SLLAW: StL League of Arm Wrestlers (formerly Saint Louis Lady Arm Wrestlers) is a philanthropic conglomerate of awesome.
Our mission and culture is evolving and a work in progress.
Where We Are Now
As a collective, SLLAW would like to make a statement discussing the internal work and group changes we’ve made over the last year. Additionally, we would like to respond to several requests for community accountability, which included our collective. We also want to be transparent about ongoing work and planned future changes.
We are making this statement because we committed to increased transparency as part of community accountability. Additionally, we want to hold ourselves accountable to continuing to work on our internal culture and the way we participate in the greater community.
Since our last public posts on our Facebook page in June 2020, which responded to a public call-out , there have been two additional public letters (one from the spouse of a SLLAW member and one from another SLLAW member). All three of these public letters specifically related to the behavior of one of our members. They all shared accounts of harm caused to QTBIPOC, femmes, among other community members: such as consent, microaggressions, and the leveraging of power. They also pointed to issues with the SLLAW collective in allowing that behavior to occur and not providing a pathway for accountability or repair.

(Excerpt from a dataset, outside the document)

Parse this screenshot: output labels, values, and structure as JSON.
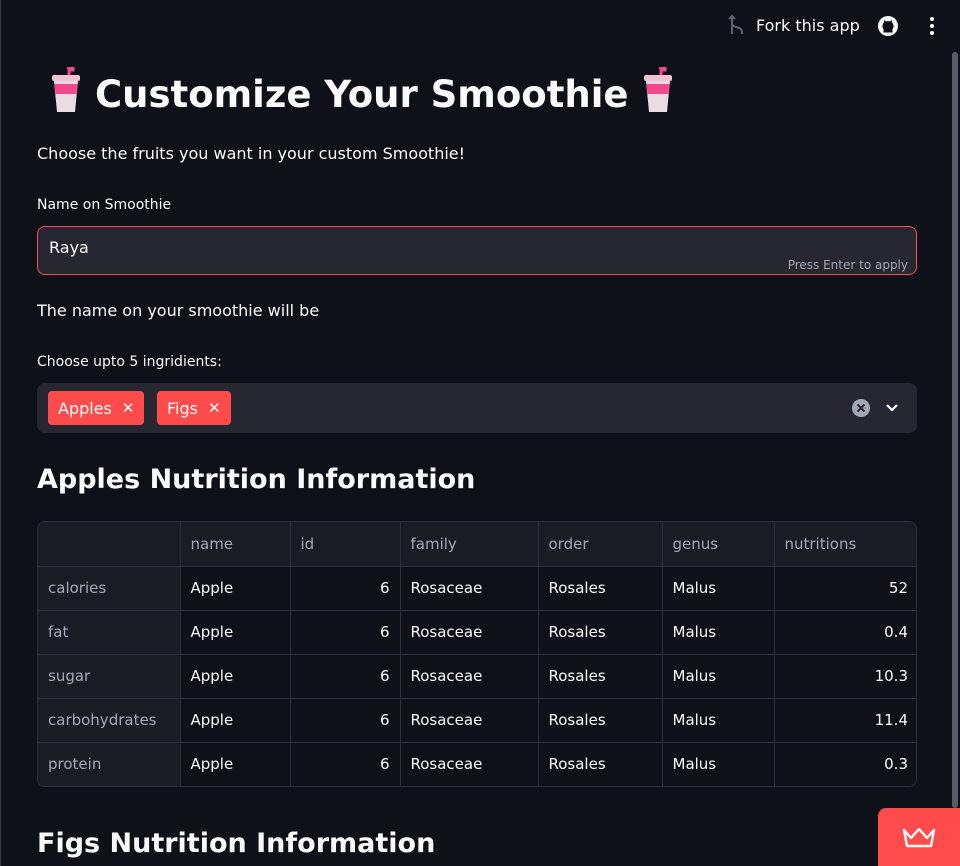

In response to the most recent two letters, SLLAW representatives reached out to the harmed parties to see if they would be open to speaking with us. We wanted to allow space for those individuals to share their experiences, and to help us understand how to make amends and do better.

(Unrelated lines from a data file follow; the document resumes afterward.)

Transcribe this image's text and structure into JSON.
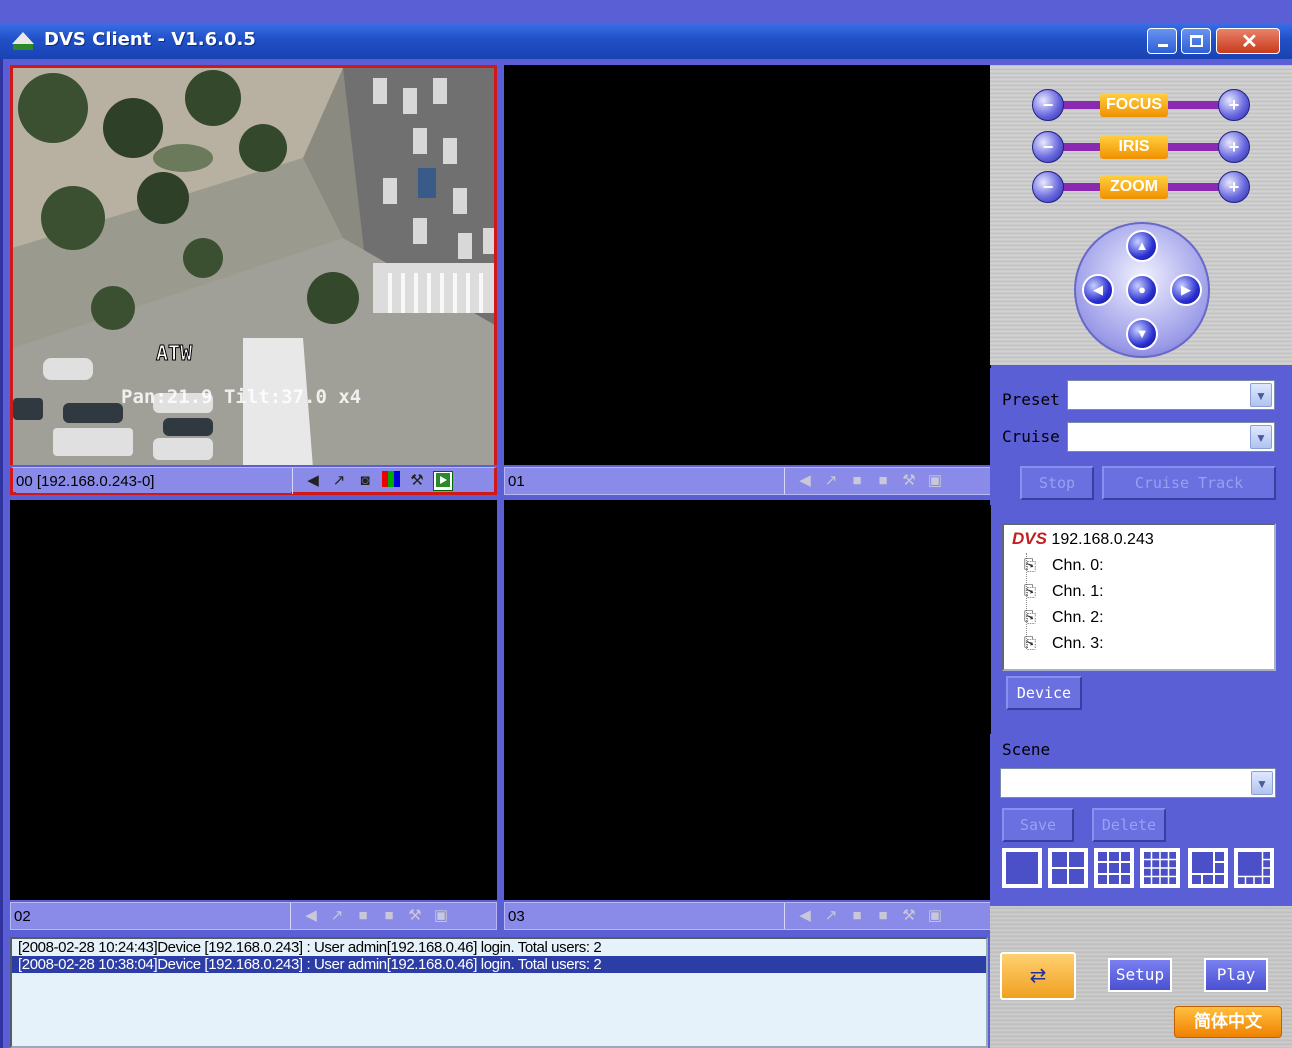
{
  "window": {
    "title": "DVS Client - V1.6.0.5",
    "close_glyph": "✕"
  },
  "cells": [
    {
      "label": "00 [192.168.0.243-0]",
      "active": true,
      "overlay_text": "ATW",
      "overlay_text2": "Pan:21.9  Tilt:37.0 x4"
    },
    {
      "label": "01",
      "active": false
    },
    {
      "label": "02",
      "active": false
    },
    {
      "label": "03",
      "active": false
    }
  ],
  "cell_tools": [
    "speaker-icon",
    "microphone-icon",
    "camera-icon",
    "color-icon",
    "tool-icon",
    "record-icon"
  ],
  "log": [
    "[2008-02-28 10:24:43]Device [192.168.0.243] : User admin[192.168.0.46] login. Total users: 2",
    "[2008-02-28 10:38:04]Device [192.168.0.243] : User admin[192.168.0.46] login. Total users: 2"
  ],
  "ptz": {
    "focus": "FOCUS",
    "iris": "IRIS",
    "zoom": "ZOOM"
  },
  "preset_panel": {
    "preset_label": "Preset",
    "cruise_label": "Cruise",
    "preset_value": "",
    "cruise_value": "",
    "stop_label": "Stop",
    "cruise_track_label": "Cruise Track"
  },
  "tree": {
    "root": "192.168.0.243",
    "root_icon_text": "DVS",
    "channels": [
      "Chn. 0:",
      "Chn. 1:",
      "Chn. 2:",
      "Chn. 3:"
    ]
  },
  "device_button": "Device",
  "scene": {
    "label": "Scene",
    "value": "",
    "save_label": "Save",
    "delete_label": "Delete"
  },
  "bottom": {
    "setup_label": "Setup",
    "play_label": "Play",
    "language_label": "简体中文"
  },
  "colors": {
    "panel": "#5b5fd6",
    "active_border": "#d01818",
    "accent_orange": "#f09000"
  }
}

As part of this work, we created a formal accountability process to be used by our group in situations where a member (or members) have caused harm and need to change their behavior, be held accountable, and make amends.
This process includes both education and harm repair portions and can be run by a peer group of volunteers within the collective. Previously, we had no process (formal or otherwise), and a lot of work went into correcting that issue.
We began the accountability process with the member, but they refused to take full accountability and as such we collectively made the decision to set new boundaries with them, and specifically revoked their SLLAW membership. Each active member of the collective was required to read and sign this code of ethics, and that document explicitly states that violations can result in consequences including “expulsion from the group and revocation of your SLLAW membership."
While the current version of the SLLAW code of ethics has been in place since 2019, as a collective we failed to uphold it. We acknowledge this failure and will strive to strengthen and uphold our values and principles going forward.
As part of our internal work we revisited the code of ethics and will be revising it as part of our ongoing work as a collective. Participation in accountability work is also now required for all members as a contingency of membership in the collective in situations where harm is caused and repair is needed.
Now: on to SLLAW the collective.
We admit that it took us a while to get here.
When concerns about the collective were brought to the group in January 2020, we failed to respond appropriately, or honestly, at all. We failed to identify and understand the ways our collective had sheltered bad behavior and upheld toxic patterns of white supremacy. This led us to freeze and hope the issues would resolve themselves without work on our part.
When we received the additional two letters, the collective failed to respond publicly. At the time, we were unsure of the “right” response. Though deep internal work within the collective was happening, we acknowledge that our delay in publicly responding caused additional harm. It took us a long time to respond to any of the public call outs, and to the direct call ins from fellow members. While we understand that an apology does not undo harm, those of us remaining in the collective want to extend our apologies. We also acknowledge our complicity in the harm that was caused.
We had previously seen ourselves as intersectional feminists who had created a safe space. We were wrong.
These realizations were painful, but those of us who were willing and able decided that it was past time to make real changes to our internal culture and do the work to educate ourselves so we can do better in the future.
We can only strive to be anti-racist and intersectional.
We will continue to do the work, and we acknowledge that this work will never be finished.
In addition to using this time to take a hard look at ourselves and our collective, SLLAW has also been engaging in internal work, including:
An anti-racism course through AROC.
Group participation in a transformative justice process led by outside facilitators.
Creating a template for future accountability work and testing that template through an internal accountability process.
Creating an anonymous survey option so folks can easily let us know about harm in the future.
Transition from “Lady Arm Wrestlers” to “League of Arm Wrestlers” to promote inclusivity.
Internal work around fighting white supremacy within our group - transparency, direct communication, and accountability culture.
Removal of members who are not willing to actively engage in the work we are doing as a collective.
Working on updates to our mission statement, SLLAW Code of Conduct, and member requirements to promote a better and more inclusive culture within the group.
Committing to doing more volunteer work within the community.
We want to do better.
This Transparency Statement has been reviewed and approved by:
Kelly Crismon (she/they)
Sarah Gamblin (she/her)
Kelsey Kelly (she/they)
Emily Kothe (she/they)
Iam Fletcher Lea (they/themme)
Stephanie McFarland (she/her)
Rebekah Outman (she/they)
Sonia Dae Slankard (she/her)
Zoe Sullivan (they/them)
Michele Wolff (she/her)